• _What you have to do_
Output the records that follow, with every character intact.

• _Source material_
>>>

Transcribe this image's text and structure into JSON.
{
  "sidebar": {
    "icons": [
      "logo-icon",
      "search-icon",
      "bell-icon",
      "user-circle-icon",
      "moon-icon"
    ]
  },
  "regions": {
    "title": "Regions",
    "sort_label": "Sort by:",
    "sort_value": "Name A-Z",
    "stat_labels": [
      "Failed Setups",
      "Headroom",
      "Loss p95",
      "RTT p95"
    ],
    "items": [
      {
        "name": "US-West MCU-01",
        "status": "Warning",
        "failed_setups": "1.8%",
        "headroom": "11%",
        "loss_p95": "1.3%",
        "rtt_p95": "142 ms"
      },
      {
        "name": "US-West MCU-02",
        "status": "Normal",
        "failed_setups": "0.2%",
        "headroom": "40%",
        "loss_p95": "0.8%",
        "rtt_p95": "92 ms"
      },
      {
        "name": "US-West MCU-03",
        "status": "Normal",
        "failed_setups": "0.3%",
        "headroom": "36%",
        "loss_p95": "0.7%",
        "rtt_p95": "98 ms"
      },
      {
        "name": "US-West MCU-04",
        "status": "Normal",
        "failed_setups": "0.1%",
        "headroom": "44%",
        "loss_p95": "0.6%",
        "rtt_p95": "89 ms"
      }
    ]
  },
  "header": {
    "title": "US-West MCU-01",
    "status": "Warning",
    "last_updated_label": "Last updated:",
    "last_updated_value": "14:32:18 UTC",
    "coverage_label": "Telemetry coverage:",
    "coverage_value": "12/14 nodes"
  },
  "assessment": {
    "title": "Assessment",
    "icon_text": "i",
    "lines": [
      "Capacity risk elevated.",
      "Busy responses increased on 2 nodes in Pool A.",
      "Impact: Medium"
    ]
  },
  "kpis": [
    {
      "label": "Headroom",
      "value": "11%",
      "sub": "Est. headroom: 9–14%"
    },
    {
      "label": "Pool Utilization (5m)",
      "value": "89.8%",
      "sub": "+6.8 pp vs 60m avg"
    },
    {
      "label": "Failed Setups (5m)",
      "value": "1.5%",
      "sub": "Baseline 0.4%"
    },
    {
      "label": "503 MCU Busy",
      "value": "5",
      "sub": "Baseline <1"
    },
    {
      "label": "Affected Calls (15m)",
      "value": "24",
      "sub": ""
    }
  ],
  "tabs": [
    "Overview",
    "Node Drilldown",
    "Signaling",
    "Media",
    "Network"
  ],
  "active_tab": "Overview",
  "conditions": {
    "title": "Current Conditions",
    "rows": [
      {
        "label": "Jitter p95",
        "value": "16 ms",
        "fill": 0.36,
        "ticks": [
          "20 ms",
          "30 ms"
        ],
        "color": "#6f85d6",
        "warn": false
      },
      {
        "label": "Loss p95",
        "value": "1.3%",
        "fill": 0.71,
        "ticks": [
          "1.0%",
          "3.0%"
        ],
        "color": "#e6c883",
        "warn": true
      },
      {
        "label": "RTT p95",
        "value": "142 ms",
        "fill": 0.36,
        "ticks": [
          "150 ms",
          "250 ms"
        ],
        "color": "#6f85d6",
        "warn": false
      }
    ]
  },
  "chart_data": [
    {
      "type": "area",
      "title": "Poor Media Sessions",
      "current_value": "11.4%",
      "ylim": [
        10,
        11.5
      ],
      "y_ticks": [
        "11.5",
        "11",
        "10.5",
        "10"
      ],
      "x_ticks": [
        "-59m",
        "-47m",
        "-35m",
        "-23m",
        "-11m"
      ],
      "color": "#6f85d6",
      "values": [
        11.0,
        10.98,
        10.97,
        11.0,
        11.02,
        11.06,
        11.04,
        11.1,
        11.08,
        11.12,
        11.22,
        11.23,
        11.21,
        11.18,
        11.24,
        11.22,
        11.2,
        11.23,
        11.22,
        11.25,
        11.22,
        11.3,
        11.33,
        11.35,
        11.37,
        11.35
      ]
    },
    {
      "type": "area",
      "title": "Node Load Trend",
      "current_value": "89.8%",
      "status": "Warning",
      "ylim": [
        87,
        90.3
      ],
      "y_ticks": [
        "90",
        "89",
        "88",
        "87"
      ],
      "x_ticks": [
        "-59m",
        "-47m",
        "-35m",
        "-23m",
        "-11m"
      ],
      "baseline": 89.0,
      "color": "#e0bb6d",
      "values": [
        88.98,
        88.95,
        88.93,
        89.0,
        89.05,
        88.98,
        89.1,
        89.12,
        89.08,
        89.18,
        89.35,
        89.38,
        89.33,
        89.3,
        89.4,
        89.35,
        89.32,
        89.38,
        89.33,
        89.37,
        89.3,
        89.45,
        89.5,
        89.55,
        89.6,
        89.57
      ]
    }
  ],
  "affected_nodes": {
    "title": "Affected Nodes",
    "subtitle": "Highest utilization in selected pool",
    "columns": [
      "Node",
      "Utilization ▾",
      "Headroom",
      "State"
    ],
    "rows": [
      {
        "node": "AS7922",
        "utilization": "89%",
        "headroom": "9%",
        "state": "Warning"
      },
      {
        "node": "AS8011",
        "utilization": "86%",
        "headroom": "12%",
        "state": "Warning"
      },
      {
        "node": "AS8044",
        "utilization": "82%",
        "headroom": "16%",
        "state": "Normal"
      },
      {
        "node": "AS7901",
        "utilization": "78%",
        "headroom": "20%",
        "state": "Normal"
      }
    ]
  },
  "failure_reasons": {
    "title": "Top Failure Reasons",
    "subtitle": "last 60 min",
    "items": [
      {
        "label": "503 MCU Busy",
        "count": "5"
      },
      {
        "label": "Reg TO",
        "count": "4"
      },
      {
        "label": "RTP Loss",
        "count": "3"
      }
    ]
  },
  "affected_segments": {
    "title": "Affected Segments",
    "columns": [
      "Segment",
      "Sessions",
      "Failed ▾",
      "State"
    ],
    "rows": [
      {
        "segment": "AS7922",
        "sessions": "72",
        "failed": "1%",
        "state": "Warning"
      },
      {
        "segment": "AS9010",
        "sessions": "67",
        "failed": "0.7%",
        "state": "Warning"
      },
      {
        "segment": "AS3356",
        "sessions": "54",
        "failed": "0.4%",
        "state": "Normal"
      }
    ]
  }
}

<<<

• _Task answer_
Transcribe this image's text and structure into JSON.
{
  "sidebar": {
    "icons": [
      "logo-icon",
      "search-icon",
      "bell-icon",
      "user-circle-icon",
      "moon-icon"
    ]
  },
  "regions": {
    "title": "Regions",
    "sort_label": "Sort by:",
    "sort_value": "Name A-Z",
    "stat_labels": [
      "Failed Setups",
      "Headroom",
      "Loss p95",
      "RTT p95"
    ],
    "items": [
      {
        "name": "US-West MCU-01",
        "status": "Warning",
        "failed_setups": "1.8%",
        "headroom": "11%",
        "loss_p95": "1.3%",
        "rtt_p95": "142 ms"
      },
      {
        "name": "US-West MCU-02",
        "status": "Normal",
        "failed_setups": "0.2%",
        "headroom": "40%",
        "loss_p95": "0.8%",
        "rtt_p95": "92 ms"
      },
      {
        "name": "US-West MCU-03",
        "status": "Normal",
        "failed_setups": "0.3%",
        "headroom": "36%",
        "loss_p95": "0.7%",
        "rtt_p95": "98 ms"
      },
      {
        "name": "US-West MCU-04",
        "status": "Normal",
        "failed_setups": "0.1%",
        "headroom": "44%",
        "loss_p95": "0.6%",
        "rtt_p95": "89 ms"
      }
    ]
  },
  "header": {
    "title": "US-West MCU-01",
    "status": "Warning",
    "last_updated_label": "Last updated:",
    "last_updated_value": "14:32:18 UTC",
    "coverage_label": "Telemetry coverage:",
    "coverage_value": "12/14 nodes"
  },
  "assessment": {
    "title": "Assessment",
    "icon_text": "i",
    "lines": [
      "Capacity risk elevated.",
      "Busy responses increased on 2 nodes in Pool A.",
      "Impact: Medium"
    ]
  },
  "kpis": [
    {
      "label": "Headroom",
      "value": "11%",
      "sub": "Est. headroom: 9–14%"
    },
    {
      "label": "Pool Utilization (5m)",
      "value": "89.8%",
      "sub": "+6.8 pp vs 60m avg"
    },
    {
      "label": "Failed Setups (5m)",
      "value": "1.5%",
      "sub": "Baseline 0.4%"
    },
    {
      "label": "503 MCU Busy",
      "value": "5",
      "sub": "Baseline <1"
    },
    {
      "label": "Affected Calls (15m)",
      "value": "24",
      "sub": ""
    }
  ],
  "tabs": [
    "Overview",
    "Node Drilldown",
    "Signaling",
    "Media",
    "Network"
  ],
  "active_tab": "Overview",
  "conditions": {
    "title": "Current Conditions",
    "rows": [
      {
        "label": "Jitter p95",
        "value": "16 ms",
        "fill": 0.36,
        "ticks": [
          "20 ms",
          "30 ms"
        ],
        "color": "#6f85d6",
        "warn": false
      },
      {
        "label": "Loss p95",
        "value": "1.3%",
        "fill": 0.71,
        "ticks": [
          "1.0%",
          "3.0%"
        ],
        "color": "#e6c883",
        "warn": true
      },
      {
        "label": "RTT p95",
        "value": "142 ms",
        "fill": 0.36,
        "ticks": [
          "150 ms",
          "250 ms"
        ],
        "color": "#6f85d6",
        "warn": false
      }
    ]
  },
  "chart_data": [
    {
      "type": "area",
      "title": "Poor Media Sessions",
      "current_value": "11.4%",
      "ylim": [
        10,
        11.5
      ],
      "y_ticks": [
        "11.5",
        "11",
        "10.5",
        "10"
      ],
      "x_ticks": [
        "-59m",
        "-47m",
        "-35m",
        "-23m",
        "-11m"
      ],
      "color": "#6f85d6",
      "values": [
        11.0,
        10.98,
        10.97,
        11.0,
        11.02,
        11.06,
        11.04,
        11.1,
        11.08,
        11.12,
        11.22,
        11.23,
        11.21,
        11.18,
        11.24,
        11.22,
        11.2,
        11.23,
        11.22,
        11.25,
        11.22,
        11.3,
        11.33,
        11.35,
        11.37,
        11.35
      ]
    },
    {
      "type": "area",
      "title": "Node Load Trend",
      "current_value": "89.8%",
      "status": "Warning",
      "ylim": [
        87,
        90.3
      ],
      "y_ticks": [
        "90",
        "89",
        "88",
        "87"
      ],
      "x_ticks": [
        "-59m",
        "-47m",
        "-35m",
        "-23m",
        "-11m"
      ],
      "baseline": 89.0,
      "color": "#e0bb6d",
      "values": [
        88.98,
        88.95,
        88.93,
        89.0,
        89.05,
        88.98,
        89.1,
        89.12,
        89.08,
        89.18,
        89.35,
        89.38,
        89.33,
        89.3,
        89.4,
        89.35,
        89.32,
        89.38,
        89.33,
        89.37,
        89.3,
        89.45,
        89.5,
        89.55,
        89.6,
        89.57
      ]
    }
  ],
  "affected_nodes": {
    "title": "Affected Nodes",
    "subtitle": "Highest utilization in selected pool",
    "columns": [
      "Node",
      "Utilization ▾",
      "Headroom",
      "State"
    ],
    "rows": [
      {
        "node": "AS7922",
        "utilization": "89%",
        "headroom": "9%",
        "state": "Warning"
      },
      {
        "node": "AS8011",
        "utilization": "86%",
        "headroom": "12%",
        "state": "Warning"
      },
      {
        "node": "AS8044",
        "utilization": "82%",
        "headroom": "16%",
        "state": "Normal"
      },
      {
        "node": "AS7901",
        "utilization": "78%",
        "headroom": "20%",
        "state": "Normal"
      }
    ]
  },
  "failure_reasons": {
    "title": "Top Failure Reasons",
    "subtitle": "last 60 min",
    "items": [
      {
        "label": "503 MCU Busy",
        "count": "5"
      },
      {
        "label": "Reg TO",
        "count": "4"
      },
      {
        "label": "RTP Loss",
        "count": "3"
      }
    ]
  },
  "affected_segments": {
    "title": "Affected Segments",
    "columns": [
      "Segment",
      "Sessions",
      "Failed ▾",
      "State"
    ],
    "rows": [
      {
        "segment": "AS7922",
        "sessions": "72",
        "failed": "1%",
        "state": "Warning"
      },
      {
        "segment": "AS9010",
        "sessions": "67",
        "failed": "0.7%",
        "state": "Warning"
      },
      {
        "segment": "AS3356",
        "sessions": "54",
        "failed": "0.4%",
        "state": "Normal"
      }
    ]
  }
}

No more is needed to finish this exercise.